If, as shown in FIG. 11f, wheels B and C rotate in opposite directions while wheels A and D are held stationary, the vehicle moves in the direction of the arrow Pf, moving the front of the vehicle sideways, i.e. giving a rotation about the point of intersection of the normals to the sheaves forming the points of contact with the ground for wheels A and D. Similarly the vehicle moves in the direction of the arrow Pg as shown in FIG. 11g if wheels A and D rotate in opposite directions while wheels B and C are held stationary.

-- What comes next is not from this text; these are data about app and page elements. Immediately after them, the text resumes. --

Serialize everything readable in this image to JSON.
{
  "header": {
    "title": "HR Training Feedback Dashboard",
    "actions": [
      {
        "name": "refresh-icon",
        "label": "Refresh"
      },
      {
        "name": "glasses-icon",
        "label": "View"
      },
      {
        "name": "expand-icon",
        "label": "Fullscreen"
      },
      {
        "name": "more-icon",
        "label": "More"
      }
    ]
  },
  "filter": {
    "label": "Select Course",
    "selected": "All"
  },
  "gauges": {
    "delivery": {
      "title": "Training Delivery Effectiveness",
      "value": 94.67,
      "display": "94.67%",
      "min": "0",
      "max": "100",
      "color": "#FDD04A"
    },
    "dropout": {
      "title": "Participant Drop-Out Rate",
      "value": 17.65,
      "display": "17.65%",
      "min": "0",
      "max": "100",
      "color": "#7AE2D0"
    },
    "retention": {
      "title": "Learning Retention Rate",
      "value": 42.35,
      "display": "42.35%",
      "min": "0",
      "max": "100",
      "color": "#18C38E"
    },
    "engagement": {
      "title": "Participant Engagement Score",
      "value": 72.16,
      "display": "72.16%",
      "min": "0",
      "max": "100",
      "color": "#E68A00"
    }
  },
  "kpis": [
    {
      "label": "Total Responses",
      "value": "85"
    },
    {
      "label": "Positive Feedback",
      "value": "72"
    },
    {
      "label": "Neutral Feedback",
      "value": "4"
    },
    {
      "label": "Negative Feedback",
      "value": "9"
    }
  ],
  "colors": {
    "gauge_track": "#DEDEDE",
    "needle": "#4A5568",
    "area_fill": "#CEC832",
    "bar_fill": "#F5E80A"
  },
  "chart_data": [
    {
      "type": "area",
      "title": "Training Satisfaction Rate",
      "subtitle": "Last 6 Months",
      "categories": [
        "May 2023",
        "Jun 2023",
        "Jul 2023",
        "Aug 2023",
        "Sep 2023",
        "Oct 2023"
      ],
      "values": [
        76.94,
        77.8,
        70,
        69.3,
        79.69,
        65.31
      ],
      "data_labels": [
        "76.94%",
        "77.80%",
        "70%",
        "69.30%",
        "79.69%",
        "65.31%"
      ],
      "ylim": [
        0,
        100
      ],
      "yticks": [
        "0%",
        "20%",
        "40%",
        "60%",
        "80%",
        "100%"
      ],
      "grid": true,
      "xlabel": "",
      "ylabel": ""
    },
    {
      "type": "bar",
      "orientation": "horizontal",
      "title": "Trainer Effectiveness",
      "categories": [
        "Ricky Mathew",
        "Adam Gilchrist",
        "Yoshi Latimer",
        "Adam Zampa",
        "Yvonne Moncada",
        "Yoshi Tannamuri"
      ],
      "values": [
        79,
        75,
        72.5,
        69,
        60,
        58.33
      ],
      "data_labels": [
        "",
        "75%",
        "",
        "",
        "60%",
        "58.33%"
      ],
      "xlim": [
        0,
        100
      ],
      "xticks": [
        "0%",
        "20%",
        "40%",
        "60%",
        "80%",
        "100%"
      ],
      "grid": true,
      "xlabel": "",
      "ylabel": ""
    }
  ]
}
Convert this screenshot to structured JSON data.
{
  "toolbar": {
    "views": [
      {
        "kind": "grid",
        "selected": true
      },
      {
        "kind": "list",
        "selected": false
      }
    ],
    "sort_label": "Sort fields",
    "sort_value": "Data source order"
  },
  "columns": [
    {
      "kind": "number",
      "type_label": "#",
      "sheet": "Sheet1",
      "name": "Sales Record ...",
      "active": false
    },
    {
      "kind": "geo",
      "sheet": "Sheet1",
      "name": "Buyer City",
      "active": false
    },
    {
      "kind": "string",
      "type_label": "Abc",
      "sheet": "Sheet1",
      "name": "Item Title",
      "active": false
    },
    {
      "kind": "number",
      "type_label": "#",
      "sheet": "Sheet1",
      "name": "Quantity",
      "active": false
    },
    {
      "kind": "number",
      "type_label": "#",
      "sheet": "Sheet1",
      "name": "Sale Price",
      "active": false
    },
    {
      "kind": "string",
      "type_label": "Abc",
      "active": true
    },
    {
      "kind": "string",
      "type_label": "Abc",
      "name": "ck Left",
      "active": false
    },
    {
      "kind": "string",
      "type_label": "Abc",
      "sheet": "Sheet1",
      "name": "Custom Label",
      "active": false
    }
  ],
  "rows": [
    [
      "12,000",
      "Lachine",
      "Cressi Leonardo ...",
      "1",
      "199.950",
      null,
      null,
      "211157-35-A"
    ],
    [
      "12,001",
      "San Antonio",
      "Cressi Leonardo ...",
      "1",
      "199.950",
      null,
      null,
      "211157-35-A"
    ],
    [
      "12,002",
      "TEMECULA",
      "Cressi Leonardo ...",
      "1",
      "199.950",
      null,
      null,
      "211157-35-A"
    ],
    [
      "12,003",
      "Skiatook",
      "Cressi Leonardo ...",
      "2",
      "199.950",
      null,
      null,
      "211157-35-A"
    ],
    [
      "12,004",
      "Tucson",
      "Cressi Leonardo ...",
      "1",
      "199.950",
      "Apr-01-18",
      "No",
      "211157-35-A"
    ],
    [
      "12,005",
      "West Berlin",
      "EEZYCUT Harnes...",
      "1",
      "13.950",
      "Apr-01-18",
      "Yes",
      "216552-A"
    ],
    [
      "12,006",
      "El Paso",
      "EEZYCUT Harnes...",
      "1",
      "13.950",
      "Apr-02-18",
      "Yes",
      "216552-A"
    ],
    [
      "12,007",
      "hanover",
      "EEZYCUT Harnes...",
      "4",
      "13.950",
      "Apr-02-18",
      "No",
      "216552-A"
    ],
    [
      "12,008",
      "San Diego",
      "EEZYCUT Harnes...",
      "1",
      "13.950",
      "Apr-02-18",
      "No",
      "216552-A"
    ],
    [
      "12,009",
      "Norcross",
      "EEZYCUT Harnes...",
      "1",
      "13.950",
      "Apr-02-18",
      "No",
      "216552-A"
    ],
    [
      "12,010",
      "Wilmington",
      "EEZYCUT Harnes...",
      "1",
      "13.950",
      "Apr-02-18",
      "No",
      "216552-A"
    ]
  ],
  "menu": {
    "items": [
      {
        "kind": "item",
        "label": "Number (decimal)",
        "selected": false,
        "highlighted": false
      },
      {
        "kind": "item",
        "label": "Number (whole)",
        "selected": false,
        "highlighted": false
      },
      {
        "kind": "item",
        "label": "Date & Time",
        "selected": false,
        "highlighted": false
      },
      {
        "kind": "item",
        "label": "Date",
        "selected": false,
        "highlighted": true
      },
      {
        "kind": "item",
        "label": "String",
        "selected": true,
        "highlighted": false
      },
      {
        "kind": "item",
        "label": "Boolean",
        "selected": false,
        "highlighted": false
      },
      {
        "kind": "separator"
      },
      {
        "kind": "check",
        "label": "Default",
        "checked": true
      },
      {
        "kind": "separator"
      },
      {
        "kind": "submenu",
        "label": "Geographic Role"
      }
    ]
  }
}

In the case of movement as shown in FIGS. 11e - 11g the sheaves in contact with the ground rotate about their own axes in one direction or another which means that the rolling resistance is relatively low in these cases.

From the above it follows that the vehicle incorporating the invention is arbitrarily movable in all possible directions and that all movements of the vehicle take place without scraping or sliding on the ground.

As shown in FIGS. 9 and 10, the sheaves or wheels 31 could be replaced by rollers 36 which could with advantage be made convex or bobbin shaped. Such rollers could be made to overlap one another more easily than sheaves and thus give a smoother motion with both reduced vibration and a lower point loading on the ground. Of course, as an alternative, screw thread shaped elements of the kind shown in FIGS. 5 and 6, or a similar design with a pitch angle corresponding to the obliquity of the sheaves 31, could be employed.

The above forms of the arrangement invented could be modified in one or more respects within the framework of the concept of the invention. For example the vehicle could, if required, be fitted with more than four sets of driving gear and the driving gear could be fitted with individual motors of one kind or another, capable of independent regulation. In this connection the concept vehicle ought to be taken in the broadest interpretation and it should thus be regarded as also encompassing other types of transport vehicle.